When all is said and done I don’t think we should throw the baby out with the bath water. I counter my argument with the fact that everyone will need to pick up a pen or pencil to fill in a form or write something down the old fashioned way. In these cases, students do need to have knowledge of how to write with their hands.
I ponder this thought about the future, but what will happen to synaptic connections in the brain and also to our hands fine motor skills due to the fact that we are using them less and less for holding a pen? I know that the art of penmanship has gone out the window, but will there be other consequences?
I think, as with everything, there is a time and a place. Technology is allowing new and useful ways for students to change their habits. It is up to the educator to decide in what amounts they will teach or allow certain skills. I look forward to seeing the next ingenious and crafty strategies my own students bring to class, as it usually brings humor to my day and also makes me think.
¹I also insist upon: Headers with ‘Class – Assignment Title – Student’s Name‘; Footers with Page Numbers styled bold2 ‘Page 3 of 42‘; the use of Headings and Subheadings to be referenced with a Table of Contents; and a Conservative Title page with an Abstract
²Most of the time I try to have students hand things in digitally through one-note, a wiki, a Ning, or through Google Docs.
- Google Wave
- QR codes
- FourSquare or Places in Facebook for Smartphones
- Pano – for iPhone
- Google Streetview

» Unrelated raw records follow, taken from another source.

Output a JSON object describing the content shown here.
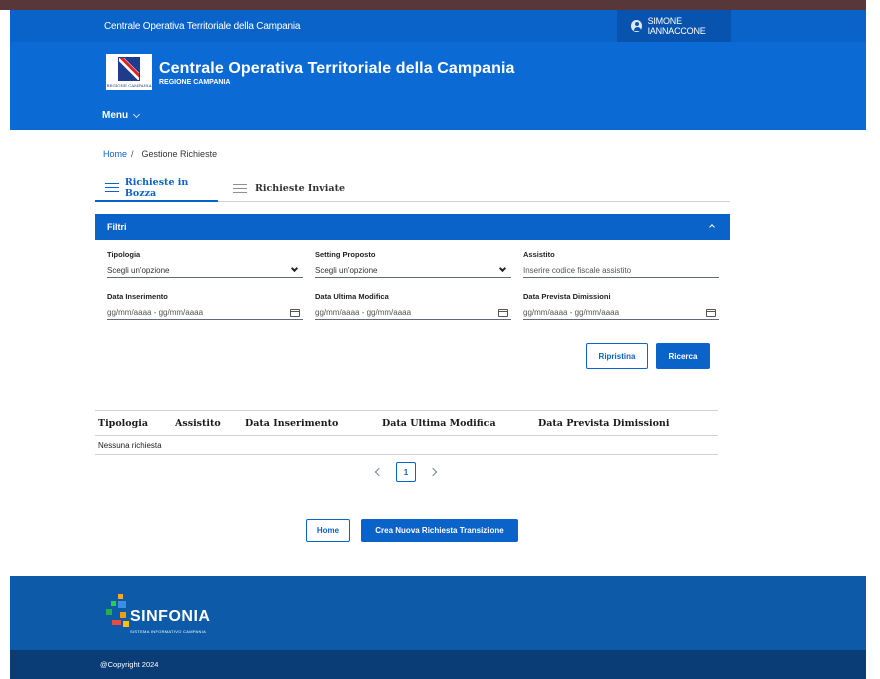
{
  "header": {
    "region_link": "Centrale Operativa Territoriale della Campania",
    "user_name": "SIMONE IANNACCONE",
    "site_title": "Centrale Operativa Territoriale della Campania",
    "site_subtitle": "REGIONE CAMPANIA",
    "logo_text": "REGIONE CAMPANIA",
    "menu_label": "Menu"
  },
  "breadcrumb": {
    "home": "Home",
    "separator": "/",
    "current": "Gestione Richieste"
  },
  "tabs": [
    {
      "label": "Richieste in Bozza",
      "active": true
    },
    {
      "label": "Richieste Inviate",
      "active": false
    }
  ],
  "filters": {
    "title": "Filtri",
    "tipologia": {
      "label": "Tipologia",
      "value": "Scegli un'opzione"
    },
    "setting": {
      "label": "Setting Proposto",
      "value": "Scegli un'opzione"
    },
    "assistito": {
      "label": "Assistito",
      "placeholder": "Inserire codice fiscale assistito"
    },
    "data_inserimento": {
      "label": "Data Inserimento",
      "placeholder": "gg/mm/aaaa - gg/mm/aaaa"
    },
    "data_ultima_modifica": {
      "label": "Data Ultima Modifica",
      "placeholder": "gg/mm/aaaa - gg/mm/aaaa"
    },
    "data_prevista_dimissioni": {
      "label": "Data Prevista Dimissioni",
      "placeholder": "gg/mm/aaaa - gg/mm/aaaa"
    },
    "reset_label": "Ripristina",
    "search_label": "Ricerca"
  },
  "table": {
    "columns": [
      "Tipologia",
      "Assistito",
      "Data Inserimento",
      "Data Ultima Modifica",
      "Data Prevista Dimissioni"
    ],
    "empty_message": "Nessuna richiesta"
  },
  "pagination": {
    "current_page": "1"
  },
  "actions": {
    "home_label": "Home",
    "create_label": "Crea Nuova Richiesta Transizione"
  },
  "footer": {
    "brand": "SINFONIA",
    "brand_sub": "SISTEMA INFORMATIVO CAMPANIA",
    "copyright": "@Copyright 2024"
  },
  "colors": {
    "primary": "#0a63c9",
    "header_slim": "#0a63c9",
    "footer": "#0c5aa8",
    "footer_bottom": "#0a3c75"
  }
}
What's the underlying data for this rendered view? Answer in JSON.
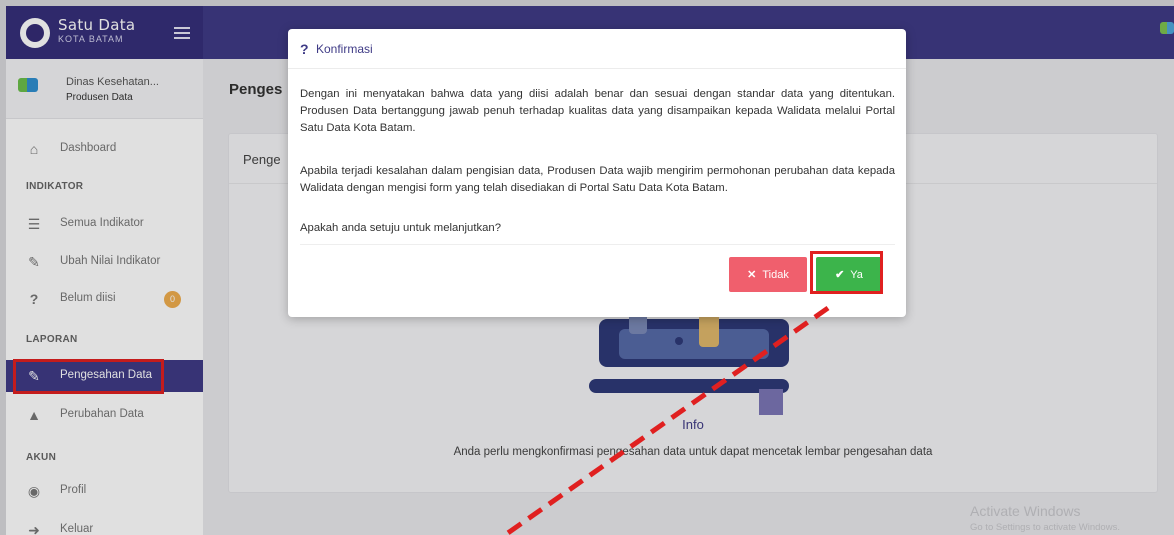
{
  "brand": {
    "title": "Satu Data",
    "subtitle": "KOTA BATAM"
  },
  "user": {
    "name": "Dinas Kesehatan...",
    "role": "Produsen Data"
  },
  "sidebar": {
    "items": [
      {
        "label": "Dashboard",
        "icon": "home-icon"
      },
      {
        "section": "INDIKATOR"
      },
      {
        "label": "Semua Indikator",
        "icon": "list-icon"
      },
      {
        "label": "Ubah Nilai Indikator",
        "icon": "edit-icon"
      },
      {
        "label": "Belum diisi",
        "icon": "question-icon",
        "badge": "0"
      },
      {
        "section": "LAPORAN"
      },
      {
        "label": "Pengesahan Data",
        "icon": "sign-icon",
        "active": true
      },
      {
        "label": "Perubahan Data",
        "icon": "eraser-icon"
      },
      {
        "section": "AKUN"
      },
      {
        "label": "Profil",
        "icon": "user-icon"
      },
      {
        "label": "Keluar",
        "icon": "logout-icon"
      }
    ]
  },
  "main": {
    "heading": "Penges",
    "card_title": "Penge",
    "info_label": "Info",
    "info_text": "Anda perlu mengkonfirmasi pengesahan data untuk dapat mencetak lembar pengesahan data"
  },
  "modal": {
    "icon": "?",
    "title": "Konfirmasi",
    "paragraph1": "Dengan ini menyatakan bahwa data yang diisi adalah benar dan sesuai dengan standar data yang ditentukan. Produsen Data bertanggung jawab penuh terhadap kualitas data yang disampaikan kepada Walidata melalui Portal Satu Data Kota Batam.",
    "paragraph2": "Apabila terjadi kesalahan dalam pengisian data, Produsen Data wajib mengirim permohonan perubahan data kepada Walidata dengan mengisi form yang telah disediakan di Portal Satu Data Kota Batam.",
    "paragraph3": "Apakah anda setuju untuk melanjutkan?",
    "no_label": "Tidak",
    "yes_label": "Ya"
  },
  "watermark": {
    "title": "Activate Windows",
    "subtitle": "Go to Settings to activate Windows."
  },
  "colors": {
    "primary": "#3f3b86",
    "danger": "#f05f6d",
    "success": "#3cb44b",
    "annotation": "#e02020"
  }
}
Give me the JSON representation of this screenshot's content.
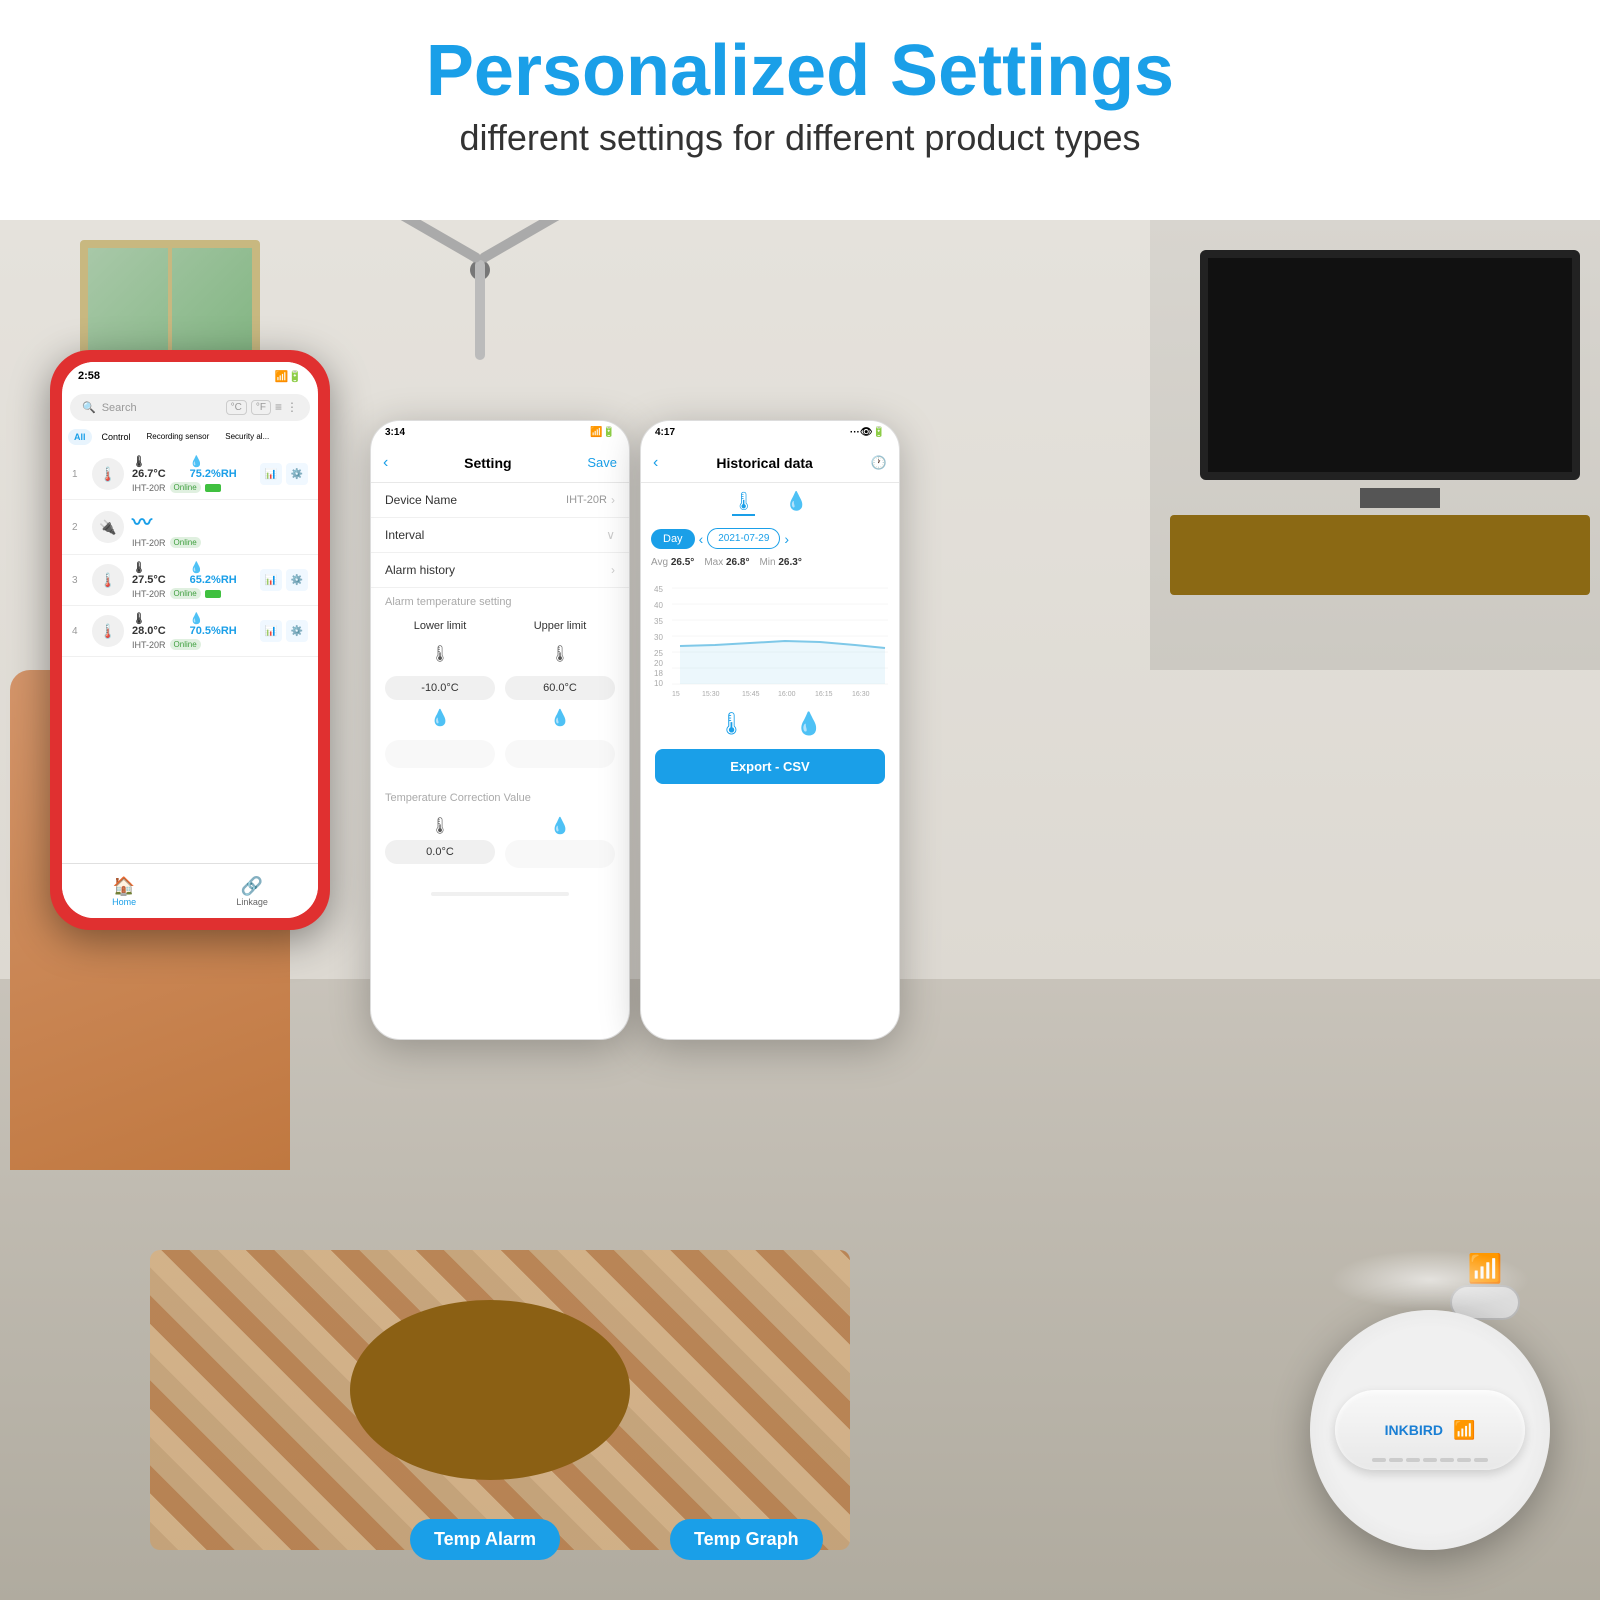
{
  "header": {
    "title": "Personalized Settings",
    "subtitle": "different settings for different product types"
  },
  "phone_left": {
    "status_time": "2:58",
    "search_placeholder": "Search",
    "tabs": [
      "All",
      "Control",
      "Recording sensor",
      "Security al..."
    ],
    "devices": [
      {
        "num": "1",
        "temp": "26.7°C",
        "humid": "75.2%RH",
        "name": "IHT-20R",
        "status": "Online"
      },
      {
        "num": "2",
        "name": "IHT-20R",
        "status": "Online"
      },
      {
        "num": "3",
        "temp": "27.5°C",
        "humid": "65.2%RH",
        "name": "IHT-20R",
        "status": "Online"
      },
      {
        "num": "4",
        "temp": "28.0°C",
        "humid": "70.5%RH",
        "name": "IHT-20R",
        "status": "Online"
      }
    ],
    "nav": [
      "Home",
      "Linkage"
    ]
  },
  "phone_mid": {
    "status_time": "3:14",
    "title": "Setting",
    "save_label": "Save",
    "device_name_label": "Device Name",
    "device_name_value": "IHT-20R",
    "interval_label": "Interval",
    "alarm_history_label": "Alarm history",
    "alarm_temp_setting": "Alarm temperature setting",
    "lower_limit_label": "Lower limit",
    "upper_limit_label": "Upper limit",
    "lower_value": "-10.0°C",
    "upper_value": "60.0°C",
    "temp_correction_label": "Temperature Correction Value",
    "correction_value": "0.0°C"
  },
  "phone_right": {
    "status_time": "4:17",
    "title": "Historical data",
    "day_label": "Day",
    "date": "2021-07-29",
    "avg_label": "Avg",
    "avg_value": "26.5°",
    "max_label": "Max",
    "max_value": "26.8°",
    "min_label": "Min",
    "min_value": "26.3°",
    "export_label": "Export - CSV",
    "chart_times": [
      "15",
      "15:30",
      "15:45",
      "16:00",
      "16:15",
      "16:30"
    ],
    "chart_data": [
      26.4,
      26.5,
      26.6,
      26.8,
      26.7,
      26.5,
      26.3
    ]
  },
  "labels": {
    "temp_alarm": "Temp Alarm",
    "temp_graph": "Temp Graph"
  },
  "inkbird": {
    "logo": "INKBIRD"
  }
}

- Microsoft OneNote
- Short-throw projectors
- Cell Footprints
Also, good to note are the terms memes and cloud computing.